THE TASK: Look for the word "comments" in the data below, and copy every line that holds it.

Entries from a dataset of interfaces
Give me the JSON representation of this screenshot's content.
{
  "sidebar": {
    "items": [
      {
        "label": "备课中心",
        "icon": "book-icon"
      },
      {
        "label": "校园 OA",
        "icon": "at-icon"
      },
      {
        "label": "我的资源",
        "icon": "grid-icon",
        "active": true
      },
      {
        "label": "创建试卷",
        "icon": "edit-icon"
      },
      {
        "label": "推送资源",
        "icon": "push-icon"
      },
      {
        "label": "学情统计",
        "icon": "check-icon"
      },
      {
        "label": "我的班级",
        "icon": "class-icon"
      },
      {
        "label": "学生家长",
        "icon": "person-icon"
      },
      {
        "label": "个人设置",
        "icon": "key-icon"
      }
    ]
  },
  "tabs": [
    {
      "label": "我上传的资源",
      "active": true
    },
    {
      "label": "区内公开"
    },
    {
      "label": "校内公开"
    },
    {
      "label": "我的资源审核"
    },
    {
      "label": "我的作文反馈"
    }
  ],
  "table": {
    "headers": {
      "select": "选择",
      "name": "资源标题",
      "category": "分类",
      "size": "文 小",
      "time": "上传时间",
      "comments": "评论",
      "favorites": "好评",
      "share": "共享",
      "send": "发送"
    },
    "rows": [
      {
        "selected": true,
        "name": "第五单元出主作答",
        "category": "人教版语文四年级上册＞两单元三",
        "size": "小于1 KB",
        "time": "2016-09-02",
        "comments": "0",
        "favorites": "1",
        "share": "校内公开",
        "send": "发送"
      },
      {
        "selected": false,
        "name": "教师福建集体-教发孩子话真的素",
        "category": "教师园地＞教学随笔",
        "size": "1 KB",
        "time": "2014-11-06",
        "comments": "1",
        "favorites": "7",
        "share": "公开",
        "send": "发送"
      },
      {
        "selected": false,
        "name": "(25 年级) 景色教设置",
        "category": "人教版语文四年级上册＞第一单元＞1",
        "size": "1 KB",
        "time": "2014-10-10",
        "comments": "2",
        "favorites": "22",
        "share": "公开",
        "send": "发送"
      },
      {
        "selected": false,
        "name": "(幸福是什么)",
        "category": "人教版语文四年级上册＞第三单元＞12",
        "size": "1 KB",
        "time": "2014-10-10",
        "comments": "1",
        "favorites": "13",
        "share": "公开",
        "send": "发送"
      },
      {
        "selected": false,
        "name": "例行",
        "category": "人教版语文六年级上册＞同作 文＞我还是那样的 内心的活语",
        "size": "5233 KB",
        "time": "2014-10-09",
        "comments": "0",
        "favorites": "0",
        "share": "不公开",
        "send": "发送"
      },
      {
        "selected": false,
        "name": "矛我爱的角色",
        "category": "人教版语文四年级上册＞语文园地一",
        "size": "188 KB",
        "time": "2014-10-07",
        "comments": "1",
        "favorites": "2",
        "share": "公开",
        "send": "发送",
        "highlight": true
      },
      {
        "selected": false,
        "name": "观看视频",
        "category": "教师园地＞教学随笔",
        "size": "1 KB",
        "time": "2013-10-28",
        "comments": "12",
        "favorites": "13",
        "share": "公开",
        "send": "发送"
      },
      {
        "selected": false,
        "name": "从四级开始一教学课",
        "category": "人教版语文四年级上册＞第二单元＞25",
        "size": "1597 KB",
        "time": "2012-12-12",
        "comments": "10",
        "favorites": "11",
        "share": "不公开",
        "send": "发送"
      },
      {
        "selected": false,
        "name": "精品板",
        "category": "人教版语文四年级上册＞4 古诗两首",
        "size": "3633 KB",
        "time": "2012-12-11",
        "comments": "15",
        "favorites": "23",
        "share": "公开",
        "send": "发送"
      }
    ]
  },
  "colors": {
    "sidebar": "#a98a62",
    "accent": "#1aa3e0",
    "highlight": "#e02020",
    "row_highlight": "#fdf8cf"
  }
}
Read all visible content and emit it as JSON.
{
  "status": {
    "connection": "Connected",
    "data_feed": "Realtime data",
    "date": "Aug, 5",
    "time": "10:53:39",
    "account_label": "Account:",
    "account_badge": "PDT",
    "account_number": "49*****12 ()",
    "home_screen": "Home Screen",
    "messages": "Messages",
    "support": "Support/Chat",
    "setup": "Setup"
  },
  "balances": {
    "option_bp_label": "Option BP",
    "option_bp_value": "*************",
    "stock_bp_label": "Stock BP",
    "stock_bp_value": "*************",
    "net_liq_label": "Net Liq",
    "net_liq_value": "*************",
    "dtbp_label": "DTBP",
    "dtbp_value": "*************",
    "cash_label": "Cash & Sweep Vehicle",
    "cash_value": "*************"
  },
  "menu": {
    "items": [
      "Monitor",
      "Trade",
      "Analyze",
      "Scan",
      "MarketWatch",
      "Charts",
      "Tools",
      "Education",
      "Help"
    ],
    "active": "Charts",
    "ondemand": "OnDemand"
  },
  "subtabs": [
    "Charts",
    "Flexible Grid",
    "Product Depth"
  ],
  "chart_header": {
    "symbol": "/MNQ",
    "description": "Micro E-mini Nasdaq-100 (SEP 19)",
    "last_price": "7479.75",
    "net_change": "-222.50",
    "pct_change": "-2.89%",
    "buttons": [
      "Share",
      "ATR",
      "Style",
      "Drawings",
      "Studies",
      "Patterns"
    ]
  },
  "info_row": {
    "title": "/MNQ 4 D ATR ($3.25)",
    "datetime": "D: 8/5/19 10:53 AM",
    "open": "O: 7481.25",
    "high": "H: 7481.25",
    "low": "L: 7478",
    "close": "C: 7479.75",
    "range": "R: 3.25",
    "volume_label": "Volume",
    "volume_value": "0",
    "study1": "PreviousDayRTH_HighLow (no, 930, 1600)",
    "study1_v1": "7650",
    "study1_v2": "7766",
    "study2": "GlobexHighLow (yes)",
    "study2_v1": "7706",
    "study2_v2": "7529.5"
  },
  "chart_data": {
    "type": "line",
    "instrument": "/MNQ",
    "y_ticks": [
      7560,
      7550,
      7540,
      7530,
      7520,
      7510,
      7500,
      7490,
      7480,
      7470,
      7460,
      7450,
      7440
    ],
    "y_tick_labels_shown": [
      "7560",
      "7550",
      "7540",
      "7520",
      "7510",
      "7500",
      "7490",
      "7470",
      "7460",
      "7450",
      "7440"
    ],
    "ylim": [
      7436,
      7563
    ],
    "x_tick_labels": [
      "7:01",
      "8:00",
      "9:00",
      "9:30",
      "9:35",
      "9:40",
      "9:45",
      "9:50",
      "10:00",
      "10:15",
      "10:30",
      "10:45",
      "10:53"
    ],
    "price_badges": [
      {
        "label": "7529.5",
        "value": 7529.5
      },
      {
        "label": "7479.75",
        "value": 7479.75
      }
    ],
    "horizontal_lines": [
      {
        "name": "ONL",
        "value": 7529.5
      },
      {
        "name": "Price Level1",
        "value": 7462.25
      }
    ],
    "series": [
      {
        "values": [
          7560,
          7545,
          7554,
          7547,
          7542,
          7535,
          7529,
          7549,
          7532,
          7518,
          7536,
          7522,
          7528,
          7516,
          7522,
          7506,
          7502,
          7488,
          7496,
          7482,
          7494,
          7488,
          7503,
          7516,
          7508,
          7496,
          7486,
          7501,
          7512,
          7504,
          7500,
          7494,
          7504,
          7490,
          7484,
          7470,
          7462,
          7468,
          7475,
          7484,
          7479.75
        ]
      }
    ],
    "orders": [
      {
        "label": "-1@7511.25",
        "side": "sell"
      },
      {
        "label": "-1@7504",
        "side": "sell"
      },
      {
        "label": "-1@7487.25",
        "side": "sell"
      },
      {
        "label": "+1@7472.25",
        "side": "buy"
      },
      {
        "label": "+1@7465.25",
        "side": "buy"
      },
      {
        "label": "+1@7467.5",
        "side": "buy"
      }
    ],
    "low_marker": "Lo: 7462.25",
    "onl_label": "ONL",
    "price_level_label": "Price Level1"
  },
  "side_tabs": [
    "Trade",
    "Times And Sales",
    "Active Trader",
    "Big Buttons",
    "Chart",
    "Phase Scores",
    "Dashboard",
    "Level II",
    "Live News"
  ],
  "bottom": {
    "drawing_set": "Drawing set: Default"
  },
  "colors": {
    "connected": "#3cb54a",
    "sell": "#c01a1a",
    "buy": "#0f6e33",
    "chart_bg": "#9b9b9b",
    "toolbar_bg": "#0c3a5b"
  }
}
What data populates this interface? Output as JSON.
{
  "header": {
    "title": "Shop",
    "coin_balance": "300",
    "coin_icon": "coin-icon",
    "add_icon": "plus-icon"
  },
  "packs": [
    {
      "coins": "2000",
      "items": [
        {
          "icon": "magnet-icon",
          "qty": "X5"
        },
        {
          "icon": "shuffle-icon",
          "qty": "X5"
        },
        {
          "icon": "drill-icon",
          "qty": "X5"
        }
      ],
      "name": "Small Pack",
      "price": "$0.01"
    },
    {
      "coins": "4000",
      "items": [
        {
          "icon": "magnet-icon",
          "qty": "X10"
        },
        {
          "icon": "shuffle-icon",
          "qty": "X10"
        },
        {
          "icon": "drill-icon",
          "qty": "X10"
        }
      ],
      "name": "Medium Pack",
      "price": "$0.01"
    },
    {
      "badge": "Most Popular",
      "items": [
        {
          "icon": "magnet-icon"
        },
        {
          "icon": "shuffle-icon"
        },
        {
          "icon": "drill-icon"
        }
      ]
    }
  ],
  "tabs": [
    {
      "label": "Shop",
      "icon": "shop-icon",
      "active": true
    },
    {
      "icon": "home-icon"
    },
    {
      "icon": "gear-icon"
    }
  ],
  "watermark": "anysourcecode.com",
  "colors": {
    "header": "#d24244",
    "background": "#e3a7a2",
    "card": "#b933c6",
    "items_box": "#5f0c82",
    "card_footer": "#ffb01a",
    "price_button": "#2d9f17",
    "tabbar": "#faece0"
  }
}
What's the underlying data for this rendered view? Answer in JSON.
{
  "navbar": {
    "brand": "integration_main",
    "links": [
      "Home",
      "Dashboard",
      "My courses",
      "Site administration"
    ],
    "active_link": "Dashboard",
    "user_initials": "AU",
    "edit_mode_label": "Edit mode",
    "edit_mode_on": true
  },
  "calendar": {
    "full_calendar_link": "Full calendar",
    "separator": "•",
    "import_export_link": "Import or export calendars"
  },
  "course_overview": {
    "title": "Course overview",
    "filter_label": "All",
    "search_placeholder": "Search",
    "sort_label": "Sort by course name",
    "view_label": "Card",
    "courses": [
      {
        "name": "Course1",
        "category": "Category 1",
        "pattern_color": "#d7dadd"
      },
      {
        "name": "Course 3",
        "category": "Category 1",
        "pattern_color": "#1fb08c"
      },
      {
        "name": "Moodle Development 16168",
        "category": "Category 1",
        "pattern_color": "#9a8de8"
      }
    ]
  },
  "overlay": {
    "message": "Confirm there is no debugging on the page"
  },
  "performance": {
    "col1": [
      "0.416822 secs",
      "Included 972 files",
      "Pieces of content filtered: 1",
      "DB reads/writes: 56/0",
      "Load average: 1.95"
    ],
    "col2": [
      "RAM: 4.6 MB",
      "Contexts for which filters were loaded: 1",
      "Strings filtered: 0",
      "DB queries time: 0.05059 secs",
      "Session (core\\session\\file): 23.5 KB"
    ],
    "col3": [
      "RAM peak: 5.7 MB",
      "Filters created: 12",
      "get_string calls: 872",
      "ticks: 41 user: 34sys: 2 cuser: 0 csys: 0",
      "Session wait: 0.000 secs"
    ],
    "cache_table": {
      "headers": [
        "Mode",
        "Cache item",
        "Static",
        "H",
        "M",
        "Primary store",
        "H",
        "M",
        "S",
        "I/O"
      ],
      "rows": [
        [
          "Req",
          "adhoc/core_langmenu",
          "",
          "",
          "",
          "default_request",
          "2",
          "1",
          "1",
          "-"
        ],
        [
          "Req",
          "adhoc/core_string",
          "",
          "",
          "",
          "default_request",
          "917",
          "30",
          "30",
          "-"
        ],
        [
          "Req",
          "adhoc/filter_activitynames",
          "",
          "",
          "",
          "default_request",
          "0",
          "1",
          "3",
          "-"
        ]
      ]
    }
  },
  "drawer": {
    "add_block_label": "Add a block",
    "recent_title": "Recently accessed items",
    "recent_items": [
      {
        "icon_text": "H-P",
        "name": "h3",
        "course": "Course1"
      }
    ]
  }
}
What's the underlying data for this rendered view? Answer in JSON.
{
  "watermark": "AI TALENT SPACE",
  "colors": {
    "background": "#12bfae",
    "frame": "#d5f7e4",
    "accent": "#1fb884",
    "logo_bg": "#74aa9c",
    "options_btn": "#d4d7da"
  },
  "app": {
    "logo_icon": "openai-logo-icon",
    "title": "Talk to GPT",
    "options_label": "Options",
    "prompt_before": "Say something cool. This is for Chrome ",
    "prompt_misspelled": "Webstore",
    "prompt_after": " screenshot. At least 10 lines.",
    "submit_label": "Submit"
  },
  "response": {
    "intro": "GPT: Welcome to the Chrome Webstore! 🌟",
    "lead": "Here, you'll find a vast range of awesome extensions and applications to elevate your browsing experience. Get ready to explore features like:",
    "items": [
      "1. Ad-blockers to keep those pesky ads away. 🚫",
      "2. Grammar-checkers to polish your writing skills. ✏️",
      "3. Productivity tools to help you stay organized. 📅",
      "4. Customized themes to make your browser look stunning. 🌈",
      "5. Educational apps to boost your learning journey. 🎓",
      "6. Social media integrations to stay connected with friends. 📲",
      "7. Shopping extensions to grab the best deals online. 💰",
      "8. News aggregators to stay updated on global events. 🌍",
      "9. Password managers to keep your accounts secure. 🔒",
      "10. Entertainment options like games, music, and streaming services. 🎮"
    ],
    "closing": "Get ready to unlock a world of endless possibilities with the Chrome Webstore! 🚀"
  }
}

RESPONSE BOX:
      "comments": "评论",
        "comments": "0",
        "comments": "1",
        "comments": "2",
        "comments": "1",
        "comments": "0",
        "comments": "1",
        "comments": "12",
        "comments": "10",
        "comments": "15",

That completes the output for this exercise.